Aim of the task:
Return every record exactly as written.

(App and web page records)

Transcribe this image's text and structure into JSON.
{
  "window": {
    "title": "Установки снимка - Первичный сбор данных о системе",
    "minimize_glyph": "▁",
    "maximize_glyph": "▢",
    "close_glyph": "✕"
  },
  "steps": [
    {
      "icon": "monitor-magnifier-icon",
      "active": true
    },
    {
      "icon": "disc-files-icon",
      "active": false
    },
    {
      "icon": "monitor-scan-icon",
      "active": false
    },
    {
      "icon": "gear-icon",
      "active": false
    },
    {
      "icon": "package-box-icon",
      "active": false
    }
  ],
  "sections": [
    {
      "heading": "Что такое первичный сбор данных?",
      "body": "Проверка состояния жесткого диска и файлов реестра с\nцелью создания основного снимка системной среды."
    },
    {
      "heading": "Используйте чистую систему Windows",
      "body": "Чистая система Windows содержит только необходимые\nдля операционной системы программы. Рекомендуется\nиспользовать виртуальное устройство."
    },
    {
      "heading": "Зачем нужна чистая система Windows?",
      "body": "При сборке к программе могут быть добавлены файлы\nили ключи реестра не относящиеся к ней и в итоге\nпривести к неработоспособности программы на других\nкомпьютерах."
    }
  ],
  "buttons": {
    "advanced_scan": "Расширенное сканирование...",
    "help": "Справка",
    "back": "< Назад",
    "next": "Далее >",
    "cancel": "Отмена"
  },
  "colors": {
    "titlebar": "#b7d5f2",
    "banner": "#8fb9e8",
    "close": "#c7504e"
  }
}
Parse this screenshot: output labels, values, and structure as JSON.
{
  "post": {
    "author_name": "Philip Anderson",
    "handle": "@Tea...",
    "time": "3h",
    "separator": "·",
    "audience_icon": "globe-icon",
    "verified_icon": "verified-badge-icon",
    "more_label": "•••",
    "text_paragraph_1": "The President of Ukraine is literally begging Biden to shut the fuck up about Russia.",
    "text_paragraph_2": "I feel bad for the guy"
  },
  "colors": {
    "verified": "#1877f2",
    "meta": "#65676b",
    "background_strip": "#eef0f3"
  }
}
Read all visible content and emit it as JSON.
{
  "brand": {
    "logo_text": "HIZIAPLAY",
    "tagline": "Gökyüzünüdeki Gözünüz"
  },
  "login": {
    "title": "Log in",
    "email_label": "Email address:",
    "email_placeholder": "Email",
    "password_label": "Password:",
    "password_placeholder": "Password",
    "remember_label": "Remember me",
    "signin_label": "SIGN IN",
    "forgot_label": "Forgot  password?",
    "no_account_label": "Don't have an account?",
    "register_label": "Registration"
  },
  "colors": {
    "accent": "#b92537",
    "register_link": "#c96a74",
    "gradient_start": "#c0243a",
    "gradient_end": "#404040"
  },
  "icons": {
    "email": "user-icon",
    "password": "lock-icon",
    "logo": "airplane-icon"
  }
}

Task solution:
Transcribe this image's text and structure into JSON.
{
  "window": {
    "title": "Установки снимка - Первичный сбор данных о системе",
    "minimize_glyph": "▁",
    "maximize_glyph": "▢",
    "close_glyph": "✕"
  },
  "steps": [
    {
      "icon": "monitor-magnifier-icon",
      "active": true
    },
    {
      "icon": "disc-files-icon",
      "active": false
    },
    {
      "icon": "monitor-scan-icon",
      "active": false
    },
    {
      "icon": "gear-icon",
      "active": false
    },
    {
      "icon": "package-box-icon",
      "active": false
    }
  ],
  "sections": [
    {
      "heading": "Что такое первичный сбор данных?",
      "body": "Проверка состояния жесткого диска и файлов реестра с\nцелью создания основного снимка системной среды."
    },
    {
      "heading": "Используйте чистую систему Windows",
      "body": "Чистая система Windows содержит только необходимые\nдля операционной системы программы. Рекомендуется\nиспользовать виртуальное устройство."
    },
    {
      "heading": "Зачем нужна чистая система Windows?",
      "body": "При сборке к программе могут быть добавлены файлы\nили ключи реестра не относящиеся к ней и в итоге\nпривести к неработоспособности программы на других\nкомпьютерах."
    }
  ],
  "buttons": {
    "advanced_scan": "Расширенное сканирование...",
    "help": "Справка",
    "back": "< Назад",
    "next": "Далее >",
    "cancel": "Отмена"
  },
  "colors": {
    "titlebar": "#b7d5f2",
    "banner": "#8fb9e8",
    "close": "#c7504e"
  }
}
Parse this screenshot: output labels, values, and structure as JSON.
{
  "post": {
    "author_name": "Philip Anderson",
    "handle": "@Tea...",
    "time": "3h",
    "separator": "·",
    "audience_icon": "globe-icon",
    "verified_icon": "verified-badge-icon",
    "more_label": "•••",
    "text_paragraph_1": "The President of Ukraine is literally begging Biden to shut the fuck up about Russia.",
    "text_paragraph_2": "I feel bad for the guy"
  },
  "colors": {
    "verified": "#1877f2",
    "meta": "#65676b",
    "background_strip": "#eef0f3"
  }
}
Read all visible content and emit it as JSON.
{
  "brand": {
    "logo_text": "HIZIAPLAY",
    "tagline": "Gökyüzünüdeki Gözünüz"
  },
  "login": {
    "title": "Log in",
    "email_label": "Email address:",
    "email_placeholder": "Email",
    "password_label": "Password:",
    "password_placeholder": "Password",
    "remember_label": "Remember me",
    "signin_label": "SIGN IN",
    "forgot_label": "Forgot  password?",
    "no_account_label": "Don't have an account?",
    "register_label": "Registration"
  },
  "colors": {
    "accent": "#b92537",
    "register_link": "#c96a74",
    "gradient_start": "#c0243a",
    "gradient_end": "#404040"
  },
  "icons": {
    "email": "user-icon",
    "password": "lock-icon",
    "logo": "airplane-icon"
  }
}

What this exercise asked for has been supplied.